Since deep sea creatures are adapted to incredibly high pressures, I would assume they would not be able to survive in the low pressure environment of the surface. What exactly happens physiologically to a deep sea fish if it reaches the surface? Would cell walls rupture?
It varies depending which creature is considered. The faster they are made to lower the pressure and raise the temperature, the worse the effects are. Some animals have a liver, which can help to counteract toxic effects at lower pressures, and some fish at 2000m have an air bladder, so they explode if they are hauled up.
Deep sea fish sometimes arrive at the surface with their inner organs popped out of their mouth.
They have different lipid types than us, because lipids are packed together differently at high pressures, and lowering the pressure on their lipids can make them malfunction.
Chemicals can act differently at high and low pressures, so a chemical that can be inert at a low pressure, can produce a different reaction at high pressure, producing gas, precipitating into component chemistries. Urea can be toxic at high pressures and fine at low pressures.

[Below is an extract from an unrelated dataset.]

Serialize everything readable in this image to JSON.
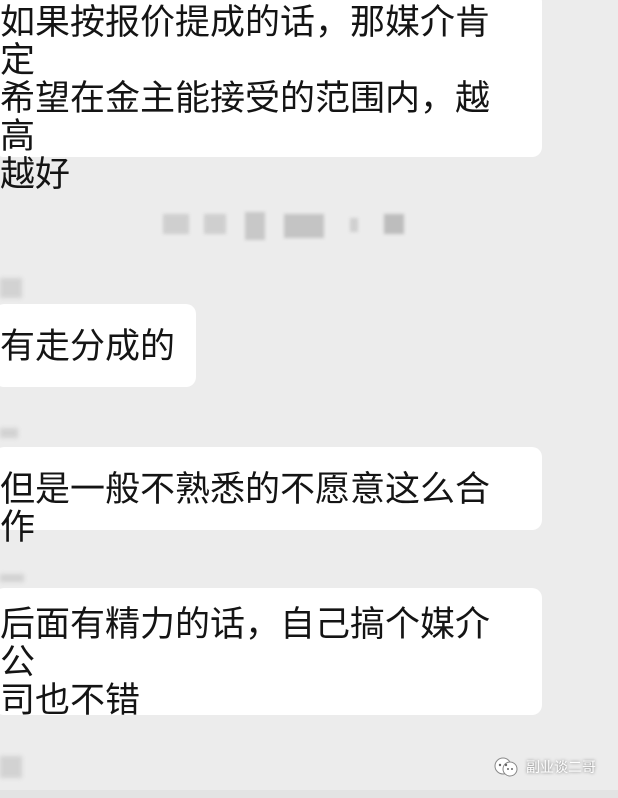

Proteins fold and change shape under pressure, so deep sea animals can use different proteins that may chainge their shape and function at lower pressure.
Dolphins can get the bends if they are scared back to the surface by deep sea exploration industries, too fast for their bodies to adapt.